Wealth blog: five-star service shines through
The Financial Times eponymous weekend columnist, the media mogul cum journalist Tyler Brule has recently taken to waxing lyrical about his favourite Hong Kong hotels. This includes singing the praises of the Grand Hyatt in Wan Chai. According to him, although it's outstanding, it lacks one facility - an outdoor running track.
Never mind the fact that he would probably collapse from the pollution while jogging - what a bizarre attribute to wish for in a Hong Kong hotel. What normal guest, when forking out thousands of dollars for a five-star hotel, thinks about the outdoor exercise facilities? Who wants to cart their smelly jogging kit around with them?
All of which brings me to what goes on inside the building. Journalists usually visit fancy hotels for press conferences or work lunches. This gives a distorted representation compared to that of the paying customer. We just suffer the ham sandwiches, boring biscuits and stewed tea - standard media-function fodder - it's free, so we can't complain.
So it was unusual to be on the paying client side of the fence for a change. Journalists can usually rely on a bit of fawning from gushing hotel public relations staff, but that pales in comparison to the real service these places provide for people who bring big business.
The occasion was a formal Chinese dinner for 70, marking the signing of a trade agreement in a suite of Grand Hyatt private rooms.
Nothing was too much trouble for the staff, led by event service assistant manager Eddy Tse. The first request was a folder for the document - would I like that with a ring binder or without? The signing pens were taken and tested. The lettering on the banner, when hoisted, was found to be blocked when guests stood in front of it, so staff proposed chopping six inches off the top, there and then.
Then the seating plan arrived with only 20 minutes to go. No problem. Staff raced around copying names from place settings by hand before setting up a printed table plan on a stand outside the dining room 10 minutes later.

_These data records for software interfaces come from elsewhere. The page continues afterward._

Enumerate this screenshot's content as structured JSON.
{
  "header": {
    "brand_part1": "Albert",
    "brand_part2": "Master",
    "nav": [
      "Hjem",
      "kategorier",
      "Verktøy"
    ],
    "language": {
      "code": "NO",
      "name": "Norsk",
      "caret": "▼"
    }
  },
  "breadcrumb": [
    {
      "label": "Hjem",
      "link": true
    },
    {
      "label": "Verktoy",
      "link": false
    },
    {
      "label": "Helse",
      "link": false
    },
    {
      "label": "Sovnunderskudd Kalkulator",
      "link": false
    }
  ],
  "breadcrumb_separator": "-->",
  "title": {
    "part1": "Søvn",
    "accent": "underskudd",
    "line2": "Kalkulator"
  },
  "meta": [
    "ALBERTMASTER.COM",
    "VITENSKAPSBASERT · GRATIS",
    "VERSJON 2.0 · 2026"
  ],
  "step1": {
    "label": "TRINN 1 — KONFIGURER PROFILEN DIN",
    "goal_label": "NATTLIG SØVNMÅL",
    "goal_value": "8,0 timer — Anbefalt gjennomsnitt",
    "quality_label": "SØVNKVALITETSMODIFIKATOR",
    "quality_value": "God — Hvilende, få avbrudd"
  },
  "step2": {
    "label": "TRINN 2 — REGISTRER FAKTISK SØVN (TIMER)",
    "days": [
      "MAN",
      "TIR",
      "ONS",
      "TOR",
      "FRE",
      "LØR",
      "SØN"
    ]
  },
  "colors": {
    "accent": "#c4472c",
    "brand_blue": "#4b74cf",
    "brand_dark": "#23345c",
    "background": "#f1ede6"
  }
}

Then there was the issue of who would be where in the group photo. Tse's team proposed name stickers on the floor to identify everyone later for photo captions. Finally, with five minutes to go, one Chinese character on the hand-painted name card for the main signing VIP was found to be wrong. No problem, yet another person dashed off and returned with a new hand-drawn card in immaculate calligraphy.
I'm sure every five-star Hong Kong hotel performs as well, but the Grand Hyatt team was flawless. The food appeared at the right time, service was impeccable and everyone went home happy.
From what I can see, everything about this hotel is already up to speed, without any help from a jogging track.